River Jova (ˈd͡ʒova)
To the humans, it's a source of plentiful fish and the site of a huge natural harbour.
The Jova cuts a huge swathe from the icy north to the sunny south in eastern Pfemba, almost splitting the Pfemba Peninsula entirely. Until a couple of centuries ago, the river was completely impassable on foot without entering the main landmass.
Considering this, it's possible that the northern parts of the Jova are the site of the first meetings between humans and vena, at least in recorded history.
For centuries, the vena of the area have used this river as part of their funeral rites. Cremation is a hugely common vena practice, but this river showcases a unique take on it.

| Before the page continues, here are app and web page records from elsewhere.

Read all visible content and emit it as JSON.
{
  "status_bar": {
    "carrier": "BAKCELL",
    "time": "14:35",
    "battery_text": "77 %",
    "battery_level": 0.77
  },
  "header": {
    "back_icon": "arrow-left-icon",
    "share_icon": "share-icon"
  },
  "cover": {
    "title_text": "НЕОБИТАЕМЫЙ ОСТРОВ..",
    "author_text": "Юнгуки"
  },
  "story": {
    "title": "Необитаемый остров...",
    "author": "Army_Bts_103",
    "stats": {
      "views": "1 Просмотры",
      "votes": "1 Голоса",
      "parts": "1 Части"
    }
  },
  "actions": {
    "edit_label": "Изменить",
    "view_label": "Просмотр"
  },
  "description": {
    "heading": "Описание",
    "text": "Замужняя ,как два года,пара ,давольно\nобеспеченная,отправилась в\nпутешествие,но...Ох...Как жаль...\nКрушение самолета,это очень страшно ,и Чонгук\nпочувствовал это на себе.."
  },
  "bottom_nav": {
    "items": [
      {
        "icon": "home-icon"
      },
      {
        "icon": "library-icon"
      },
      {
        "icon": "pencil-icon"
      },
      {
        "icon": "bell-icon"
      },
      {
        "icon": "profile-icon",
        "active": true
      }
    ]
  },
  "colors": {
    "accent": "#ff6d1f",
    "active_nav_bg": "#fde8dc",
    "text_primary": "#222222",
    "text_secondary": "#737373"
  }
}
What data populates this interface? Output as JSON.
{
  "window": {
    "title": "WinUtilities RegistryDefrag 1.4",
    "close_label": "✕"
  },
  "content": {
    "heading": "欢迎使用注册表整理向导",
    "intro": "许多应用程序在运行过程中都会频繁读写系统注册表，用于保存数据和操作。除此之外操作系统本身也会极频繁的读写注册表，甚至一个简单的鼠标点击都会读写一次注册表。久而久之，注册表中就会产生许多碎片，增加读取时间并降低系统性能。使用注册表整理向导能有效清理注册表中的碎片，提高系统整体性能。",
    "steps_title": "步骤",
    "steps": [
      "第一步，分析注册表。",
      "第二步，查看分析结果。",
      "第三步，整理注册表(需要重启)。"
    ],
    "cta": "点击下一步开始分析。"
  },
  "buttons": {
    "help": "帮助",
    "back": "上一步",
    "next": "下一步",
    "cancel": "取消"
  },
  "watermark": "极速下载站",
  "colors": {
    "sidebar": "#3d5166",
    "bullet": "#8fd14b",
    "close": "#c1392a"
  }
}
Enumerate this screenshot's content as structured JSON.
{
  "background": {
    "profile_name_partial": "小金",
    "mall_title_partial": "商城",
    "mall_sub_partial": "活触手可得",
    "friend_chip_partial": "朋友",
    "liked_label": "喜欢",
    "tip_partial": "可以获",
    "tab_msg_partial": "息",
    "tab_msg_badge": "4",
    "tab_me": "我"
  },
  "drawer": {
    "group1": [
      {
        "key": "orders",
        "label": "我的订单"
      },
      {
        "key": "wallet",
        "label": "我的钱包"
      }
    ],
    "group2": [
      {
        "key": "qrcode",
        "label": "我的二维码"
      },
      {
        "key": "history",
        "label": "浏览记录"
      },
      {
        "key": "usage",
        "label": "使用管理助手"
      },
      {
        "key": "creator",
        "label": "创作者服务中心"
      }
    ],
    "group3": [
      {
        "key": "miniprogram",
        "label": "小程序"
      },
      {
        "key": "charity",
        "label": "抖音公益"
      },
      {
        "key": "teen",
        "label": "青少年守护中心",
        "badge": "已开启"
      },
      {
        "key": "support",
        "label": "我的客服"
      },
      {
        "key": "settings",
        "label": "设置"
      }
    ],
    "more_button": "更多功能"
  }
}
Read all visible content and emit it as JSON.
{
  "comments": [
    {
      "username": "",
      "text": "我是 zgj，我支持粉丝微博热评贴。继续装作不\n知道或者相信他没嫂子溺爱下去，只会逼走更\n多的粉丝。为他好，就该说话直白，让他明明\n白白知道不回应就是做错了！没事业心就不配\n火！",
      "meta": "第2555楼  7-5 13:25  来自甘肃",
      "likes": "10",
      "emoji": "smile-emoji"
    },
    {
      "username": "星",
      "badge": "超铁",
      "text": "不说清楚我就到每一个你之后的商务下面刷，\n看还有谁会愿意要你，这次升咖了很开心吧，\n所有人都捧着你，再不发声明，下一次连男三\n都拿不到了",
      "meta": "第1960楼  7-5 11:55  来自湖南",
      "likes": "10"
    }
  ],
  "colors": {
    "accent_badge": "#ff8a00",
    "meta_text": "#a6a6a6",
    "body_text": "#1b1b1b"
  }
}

The dead are placed onto a ceremonial raft with their most treasured belongings and set alight, to drift down the river and, eventually, into the sea.
Of course, that was all very confusing when the humans settling near what would become Yenagun kept finding burned corpses, ruined watercraft, and assorted treasures and weapons.
These likely fed into early human myths and stereotypes of vena as warmongers and barbarians.
A Complicated Name
There is some disagreement on the history of the name, although the prevailing theory traces the word back as two roots from two different languages:
The first part of the name almost certainly comes from the Old Elveñan term 'cho'. The word usually refers to a still body of water, so it's likely that the vena who used this term were referring to the river's mouth, or the destination of their offerings.
|cho + fae||water related to vena|
|jova||name of the river|
This part is more difficult to trace back to a definitive origin. It may have stemmed from the adpositional 'pfa' from Old Elveñan, meaning on/at/with. Going back to Proto-Pfemban, it may have come from a similar word there, or even from the original Elveñan word for person, 'fenä'.
However, the Jova spans an incredible length. It reaches from native vena lands through human-dominated territories all the way to Yenagun, a city that has changed hands often in the lands few centuries. With this in mind, it's very possible that the second part comes from an old human term for the vena, 'fae'.
If both assumptions hold true, then the river was likely actually named by humans, copying the vena who referred to the water as 'cho' and simply sticking their own word 'fae' onto it.
Chofa, literally meaning 'vena water', became Jova over time.
Yenagun was originally named 'Jovham', after this river.
Often referred to by other species as elves. The most magically adept species after tilkens.